== STORED DATA
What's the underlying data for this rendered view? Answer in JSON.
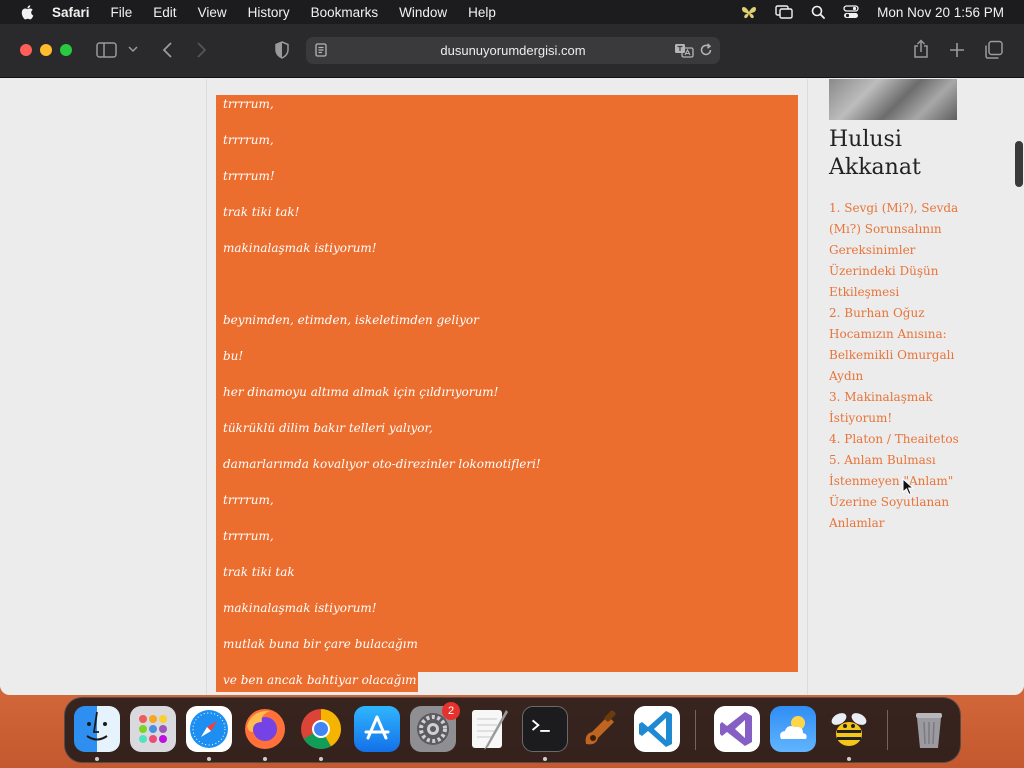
{
  "menubar": {
    "app_name": "Safari",
    "items": [
      "File",
      "Edit",
      "View",
      "History",
      "Bookmarks",
      "Window",
      "Help"
    ],
    "clock": "Mon Nov 20  1:56 PM",
    "status_icons": [
      "butterfly-icon",
      "screen-mirroring-icon",
      "search-icon",
      "control-center-icon"
    ]
  },
  "browser": {
    "url": "dusunuyorumdergisi.com"
  },
  "poem": {
    "lines": [
      "trrrrum,",
      "trrrrum,",
      "trrrrum!",
      "trak tiki tak!",
      "makinalaşmak istiyorum!",
      "",
      "beynimden, etimden, iskeletimden geliyor",
      "bu!",
      "her dinamoyu altıma almak için çıldırıyorum!",
      "tükrüklü dilim bakır telleri yalıyor,",
      "damarlarımda kovalıyor oto-direzinler lokomotifleri!",
      "trrrrum,",
      "trrrrum,",
      "trak tiki tak",
      "makinalaşmak istiyorum!",
      "mutlak buna bir çare bulacağım",
      "ve ben ancak bahtiyar olacağım"
    ]
  },
  "sidebar": {
    "author": "Hulusi Akkanat",
    "posts": [
      "1. Sevgi (Mi?), Sevda (Mı?) Sorunsalının Gereksinimler Üzerindeki Düşün Etkileşmesi",
      "2. Burhan Oğuz Hocamızın Anısına: Belkemikli Omurgalı Aydın",
      "3. Makinalaşmak İstiyorum!",
      "4. Platon / Theaitetos",
      "5. Anlam Bulması İstenmeyen \"Anlam\" Üzerine Soyutlanan Anlamlar"
    ]
  },
  "dock": {
    "apps": [
      "finder-icon",
      "launchpad-icon",
      "safari-icon",
      "firefox-icon",
      "chrome-icon",
      "app-store-icon",
      "system-settings-icon",
      "textedit-icon",
      "terminal-icon",
      "instruments-icon",
      "vscode-icon",
      "visual-studio-icon",
      "weather-icon",
      "cyberduck-icon",
      "trash-icon"
    ],
    "settings_badge": "2"
  },
  "colors": {
    "selection": "#ec6e2f",
    "link": "#e8743a"
  }
}
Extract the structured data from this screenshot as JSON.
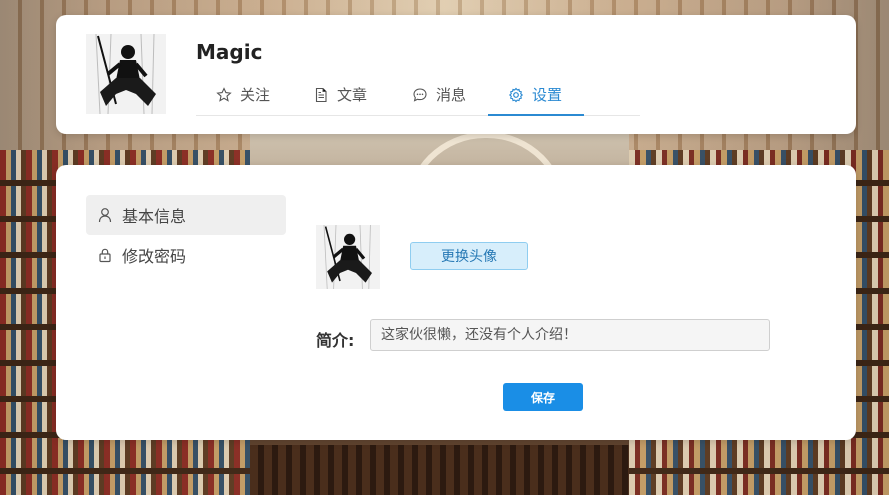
{
  "profile": {
    "username": "Magic",
    "avatar_icon": "ninja-avatar"
  },
  "tabs": [
    {
      "label": "关注",
      "icon": "star-icon"
    },
    {
      "label": "文章",
      "icon": "document-icon"
    },
    {
      "label": "消息",
      "icon": "chat-icon"
    },
    {
      "label": "设置",
      "icon": "gear-icon",
      "active": true
    }
  ],
  "sidebar": {
    "items": [
      {
        "label": "基本信息",
        "icon": "user-icon",
        "active": true
      },
      {
        "label": "修改密码",
        "icon": "lock-icon"
      }
    ]
  },
  "settings": {
    "change_avatar_label": "更换头像",
    "bio_label": "简介:",
    "bio_placeholder": "这家伙很懒，还没有个人介绍！",
    "save_label": "保存"
  },
  "colors": {
    "accent": "#2b8ad2",
    "save_button": "#1a8ee6",
    "avatar_button_bg": "#d7eefb"
  }
}
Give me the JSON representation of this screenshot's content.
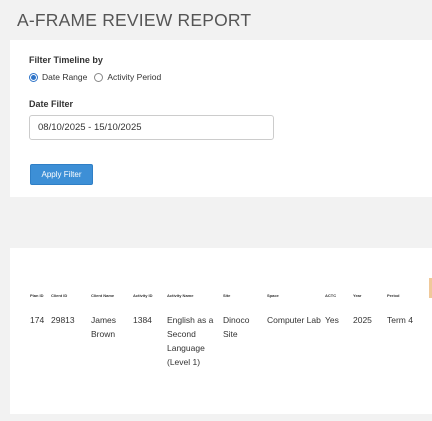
{
  "page": {
    "title": "A-FRAME REVIEW REPORT"
  },
  "filter": {
    "heading": "Filter Timeline by",
    "options": [
      {
        "label": "Date Range",
        "selected": true
      },
      {
        "label": "Activity Period",
        "selected": false
      }
    ],
    "date_label": "Date Filter",
    "date_value": "08/10/2025 - 15/10/2025",
    "apply_label": "Apply Filter"
  },
  "colors": {
    "accent": "#3d8fd6",
    "page_background": "#f2f2f2",
    "card_background": "#ffffff"
  },
  "table": {
    "columns": [
      "Plan ID",
      "Client ID",
      "Client Name",
      "Activity ID",
      "Activity Name",
      "Site",
      "Space",
      "ACTC",
      "Year",
      "Period"
    ],
    "rows": [
      [
        "174",
        "29813",
        "James Brown",
        "1384",
        "English as a Second Language (Level 1)",
        "Dinoco Site",
        "Computer Lab",
        "Yes",
        "2025",
        "Term 4"
      ]
    ]
  }
}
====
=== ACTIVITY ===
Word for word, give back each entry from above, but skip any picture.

=== TASK SOLUTION ===
What's the underlying data for this rendered view? Answer in JSON.
{
  "menubar": {
    "app_name": "Safari",
    "items": [
      "File",
      "Edit",
      "View",
      "History",
      "Bookmarks",
      "Window",
      "Help"
    ],
    "clock": "Mon Nov 20  1:56 PM",
    "status_icons": [
      "butterfly-icon",
      "screen-mirroring-icon",
      "search-icon",
      "control-center-icon"
    ]
  },
  "browser": {
    "url": "dusunuyorumdergisi.com"
  },
  "poem": {
    "lines": [
      "trrrrum,",
      "trrrrum,",
      "trrrrum!",
      "trak tiki tak!",
      "makinalaşmak istiyorum!",
      "",
      "beynimden, etimden, iskeletimden geliyor",
      "bu!",
      "her dinamoyu altıma almak için çıldırıyorum!",
      "tükrüklü dilim bakır telleri yalıyor,",
      "damarlarımda kovalıyor oto-direzinler lokomotifleri!",
      "trrrrum,",
      "trrrrum,",
      "trak tiki tak",
      "makinalaşmak istiyorum!",
      "mutlak buna bir çare bulacağım",
      "ve ben ancak bahtiyar olacağım"
    ]
  },
  "sidebar": {
    "author": "Hulusi Akkanat",
    "posts": [
      "1. Sevgi (Mi?), Sevda (Mı?) Sorunsalının Gereksinimler Üzerindeki Düşün Etkileşmesi",
      "2. Burhan Oğuz Hocamızın Anısına: Belkemikli Omurgalı Aydın",
      "3. Makinalaşmak İstiyorum!",
      "4. Platon / Theaitetos",
      "5. Anlam Bulması İstenmeyen \"Anlam\" Üzerine Soyutlanan Anlamlar"
    ]
  },
  "dock": {
    "apps": [
      "finder-icon",
      "launchpad-icon",
      "safari-icon",
      "firefox-icon",
      "chrome-icon",
      "app-store-icon",
      "system-settings-icon",
      "textedit-icon",
      "terminal-icon",
      "instruments-icon",
      "vscode-icon",
      "visual-studio-icon",
      "weather-icon",
      "cyberduck-icon",
      "trash-icon"
    ],
    "settings_badge": "2"
  },
  "colors": {
    "selection": "#ec6e2f",
    "link": "#e8743a"
  }
}
Extract the structured data from this screenshot as JSON.
{
  "profile": {
    "username": "Magic",
    "avatar_icon": "ninja-avatar"
  },
  "tabs": [
    {
      "label": "关注",
      "icon": "star-icon"
    },
    {
      "label": "文章",
      "icon": "document-icon"
    },
    {
      "label": "消息",
      "icon": "chat-icon"
    },
    {
      "label": "设置",
      "icon": "gear-icon",
      "active": true
    }
  ],
  "sidebar": {
    "items": [
      {
        "label": "基本信息",
        "icon": "user-icon",
        "active": true
      },
      {
        "label": "修改密码",
        "icon": "lock-icon"
      }
    ]
  },
  "settings": {
    "change_avatar_label": "更换头像",
    "bio_label": "简介:",
    "bio_placeholder": "这家伙很懒，还没有个人介绍！",
    "save_label": "保存"
  },
  "colors": {
    "accent": "#2b8ad2",
    "save_button": "#1a8ee6",
    "avatar_button_bg": "#d7eefb"
  }
}
Give me the JSON representation of this screenshot's content.
{
  "page": {
    "title": "A-FRAME REVIEW REPORT"
  },
  "filter": {
    "heading": "Filter Timeline by",
    "options": [
      {
        "label": "Date Range",
        "selected": true
      },
      {
        "label": "Activity Period",
        "selected": false
      }
    ],
    "date_label": "Date Filter",
    "date_value": "08/10/2025 - 15/10/2025",
    "apply_label": "Apply Filter"
  },
  "colors": {
    "accent": "#3d8fd6",
    "page_background": "#f2f2f2",
    "card_background": "#ffffff"
  },
  "table": {
    "columns": [
      "Plan ID",
      "Client ID",
      "Client Name",
      "Activity ID",
      "Activity Name",
      "Site",
      "Space",
      "ACTC",
      "Year",
      "Period"
    ],
    "rows": [
      [
        "174",
        "29813",
        "James Brown",
        "1384",
        "English as a Second Language (Level 1)",
        "Dinoco Site",
        "Computer Lab",
        "Yes",
        "2025",
        "Term 4"
      ]
    ]
  }
}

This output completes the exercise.